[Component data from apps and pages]
>>

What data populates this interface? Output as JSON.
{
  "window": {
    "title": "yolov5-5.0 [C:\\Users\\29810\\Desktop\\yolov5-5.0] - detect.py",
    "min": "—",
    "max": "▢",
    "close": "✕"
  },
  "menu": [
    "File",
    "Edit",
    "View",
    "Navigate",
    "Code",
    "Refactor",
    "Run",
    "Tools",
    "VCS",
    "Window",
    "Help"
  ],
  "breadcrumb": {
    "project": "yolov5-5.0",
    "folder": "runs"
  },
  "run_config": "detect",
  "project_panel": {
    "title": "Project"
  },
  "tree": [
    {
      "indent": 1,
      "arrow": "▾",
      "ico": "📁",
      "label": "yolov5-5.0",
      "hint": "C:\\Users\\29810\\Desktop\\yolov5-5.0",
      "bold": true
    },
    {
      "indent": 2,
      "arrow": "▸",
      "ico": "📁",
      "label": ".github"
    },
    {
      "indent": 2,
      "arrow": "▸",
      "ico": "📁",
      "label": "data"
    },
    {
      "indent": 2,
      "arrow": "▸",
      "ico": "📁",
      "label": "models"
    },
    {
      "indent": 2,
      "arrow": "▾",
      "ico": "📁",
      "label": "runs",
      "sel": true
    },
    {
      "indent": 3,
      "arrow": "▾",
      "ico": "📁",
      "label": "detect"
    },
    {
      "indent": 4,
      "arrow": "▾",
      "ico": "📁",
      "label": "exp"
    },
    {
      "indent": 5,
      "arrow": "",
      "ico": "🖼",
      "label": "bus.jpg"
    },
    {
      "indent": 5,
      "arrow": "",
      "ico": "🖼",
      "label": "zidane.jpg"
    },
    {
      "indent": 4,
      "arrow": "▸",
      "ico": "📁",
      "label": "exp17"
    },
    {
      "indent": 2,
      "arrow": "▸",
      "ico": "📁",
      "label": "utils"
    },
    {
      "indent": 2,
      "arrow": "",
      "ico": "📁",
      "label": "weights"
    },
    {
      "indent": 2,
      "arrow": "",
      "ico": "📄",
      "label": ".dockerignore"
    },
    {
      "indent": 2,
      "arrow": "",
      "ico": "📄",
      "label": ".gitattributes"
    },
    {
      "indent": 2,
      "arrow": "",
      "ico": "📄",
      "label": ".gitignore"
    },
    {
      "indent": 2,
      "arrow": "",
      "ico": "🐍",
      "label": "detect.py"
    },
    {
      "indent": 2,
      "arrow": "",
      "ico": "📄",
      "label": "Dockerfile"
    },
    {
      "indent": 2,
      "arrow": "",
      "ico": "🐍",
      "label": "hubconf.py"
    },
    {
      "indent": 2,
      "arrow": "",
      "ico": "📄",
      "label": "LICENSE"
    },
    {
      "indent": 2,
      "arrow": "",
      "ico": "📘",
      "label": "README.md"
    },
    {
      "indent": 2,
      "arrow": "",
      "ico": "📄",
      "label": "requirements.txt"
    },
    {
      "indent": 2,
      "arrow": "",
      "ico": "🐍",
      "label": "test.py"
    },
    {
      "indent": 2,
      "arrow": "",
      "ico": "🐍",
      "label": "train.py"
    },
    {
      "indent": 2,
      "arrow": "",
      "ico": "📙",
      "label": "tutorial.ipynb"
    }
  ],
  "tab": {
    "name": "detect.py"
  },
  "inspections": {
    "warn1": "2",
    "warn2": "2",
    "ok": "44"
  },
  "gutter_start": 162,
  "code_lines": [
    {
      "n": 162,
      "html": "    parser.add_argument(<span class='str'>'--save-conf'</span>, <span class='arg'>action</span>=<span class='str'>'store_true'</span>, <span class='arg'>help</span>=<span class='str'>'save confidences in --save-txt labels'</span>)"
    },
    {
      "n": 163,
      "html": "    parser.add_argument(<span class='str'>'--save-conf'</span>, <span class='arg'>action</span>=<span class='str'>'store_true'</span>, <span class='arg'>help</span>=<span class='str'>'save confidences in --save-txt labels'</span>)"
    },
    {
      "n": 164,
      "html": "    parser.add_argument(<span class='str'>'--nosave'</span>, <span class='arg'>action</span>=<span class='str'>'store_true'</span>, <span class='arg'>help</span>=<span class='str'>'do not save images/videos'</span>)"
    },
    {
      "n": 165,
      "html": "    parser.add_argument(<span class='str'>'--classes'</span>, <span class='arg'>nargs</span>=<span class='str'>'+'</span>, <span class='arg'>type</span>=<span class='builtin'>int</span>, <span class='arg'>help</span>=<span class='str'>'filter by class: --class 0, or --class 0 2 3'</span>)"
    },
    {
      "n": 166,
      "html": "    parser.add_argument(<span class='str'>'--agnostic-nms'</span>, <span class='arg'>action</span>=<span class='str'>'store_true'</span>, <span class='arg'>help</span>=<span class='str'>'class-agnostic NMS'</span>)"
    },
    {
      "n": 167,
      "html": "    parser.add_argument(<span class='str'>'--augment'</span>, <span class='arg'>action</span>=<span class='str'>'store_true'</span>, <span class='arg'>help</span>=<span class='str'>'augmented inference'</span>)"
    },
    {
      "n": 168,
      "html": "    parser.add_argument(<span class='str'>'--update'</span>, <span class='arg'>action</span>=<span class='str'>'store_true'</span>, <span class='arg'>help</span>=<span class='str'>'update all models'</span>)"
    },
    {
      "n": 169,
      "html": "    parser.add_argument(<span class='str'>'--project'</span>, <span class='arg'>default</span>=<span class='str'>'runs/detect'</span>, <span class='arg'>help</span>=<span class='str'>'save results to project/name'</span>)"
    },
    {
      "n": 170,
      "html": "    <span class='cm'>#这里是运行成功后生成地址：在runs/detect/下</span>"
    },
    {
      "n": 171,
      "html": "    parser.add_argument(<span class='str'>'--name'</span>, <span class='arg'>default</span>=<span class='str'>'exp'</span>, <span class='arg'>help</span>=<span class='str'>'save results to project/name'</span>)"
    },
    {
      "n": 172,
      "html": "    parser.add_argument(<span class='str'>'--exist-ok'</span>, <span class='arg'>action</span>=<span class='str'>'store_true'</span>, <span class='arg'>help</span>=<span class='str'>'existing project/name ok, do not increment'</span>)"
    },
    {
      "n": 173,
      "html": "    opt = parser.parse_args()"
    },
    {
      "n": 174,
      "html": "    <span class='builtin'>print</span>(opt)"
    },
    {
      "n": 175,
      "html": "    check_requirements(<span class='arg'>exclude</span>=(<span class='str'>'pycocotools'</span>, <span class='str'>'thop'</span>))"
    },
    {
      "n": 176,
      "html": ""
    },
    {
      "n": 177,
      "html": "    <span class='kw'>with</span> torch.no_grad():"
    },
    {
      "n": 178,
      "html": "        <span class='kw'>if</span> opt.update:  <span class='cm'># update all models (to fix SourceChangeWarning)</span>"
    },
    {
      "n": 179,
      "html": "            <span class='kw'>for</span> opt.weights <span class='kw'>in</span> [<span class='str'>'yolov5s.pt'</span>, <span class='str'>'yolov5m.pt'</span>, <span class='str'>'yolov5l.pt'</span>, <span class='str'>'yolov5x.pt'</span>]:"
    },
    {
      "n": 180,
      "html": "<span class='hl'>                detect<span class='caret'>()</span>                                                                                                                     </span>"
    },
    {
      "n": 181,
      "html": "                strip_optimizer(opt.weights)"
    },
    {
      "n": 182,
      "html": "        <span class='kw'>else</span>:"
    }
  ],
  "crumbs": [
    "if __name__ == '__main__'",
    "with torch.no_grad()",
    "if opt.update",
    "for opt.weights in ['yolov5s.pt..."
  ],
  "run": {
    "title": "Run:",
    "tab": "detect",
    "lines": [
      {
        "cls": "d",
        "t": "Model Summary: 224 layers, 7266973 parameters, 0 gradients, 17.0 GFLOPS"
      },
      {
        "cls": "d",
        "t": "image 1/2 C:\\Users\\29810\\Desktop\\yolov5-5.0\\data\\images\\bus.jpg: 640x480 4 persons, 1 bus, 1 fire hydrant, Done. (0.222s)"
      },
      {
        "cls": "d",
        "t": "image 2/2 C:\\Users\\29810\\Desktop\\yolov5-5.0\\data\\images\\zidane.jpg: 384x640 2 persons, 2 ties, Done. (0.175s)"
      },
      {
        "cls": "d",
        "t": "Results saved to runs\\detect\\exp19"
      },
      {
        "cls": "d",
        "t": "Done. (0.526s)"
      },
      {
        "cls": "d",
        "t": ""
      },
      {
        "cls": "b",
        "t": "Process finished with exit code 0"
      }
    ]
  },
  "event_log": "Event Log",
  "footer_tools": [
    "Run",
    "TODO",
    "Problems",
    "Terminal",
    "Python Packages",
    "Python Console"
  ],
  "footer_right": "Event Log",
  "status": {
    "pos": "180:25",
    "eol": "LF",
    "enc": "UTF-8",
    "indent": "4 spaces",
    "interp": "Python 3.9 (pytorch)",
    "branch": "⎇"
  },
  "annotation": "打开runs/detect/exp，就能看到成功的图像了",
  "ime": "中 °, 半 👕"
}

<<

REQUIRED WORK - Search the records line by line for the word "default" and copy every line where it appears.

SOLUTION TO THIS PROBLEM -
      "html": "    parser.add_argument(<span class='str'>'--project'</span>, <span class='arg'>default</span>=<span class='str'>'runs/detect'</span>, <span class='arg'>help</span>=<span class='str'>'save results to project/name'</span>)"
      "html": "    parser.add_argument(<span class='str'>'--name'</span>, <span class='arg'>default</span>=<span class='str'>'exp'</span>, <span class='arg'>help</span>=<span class='str'>'save results to project/name'</span>)"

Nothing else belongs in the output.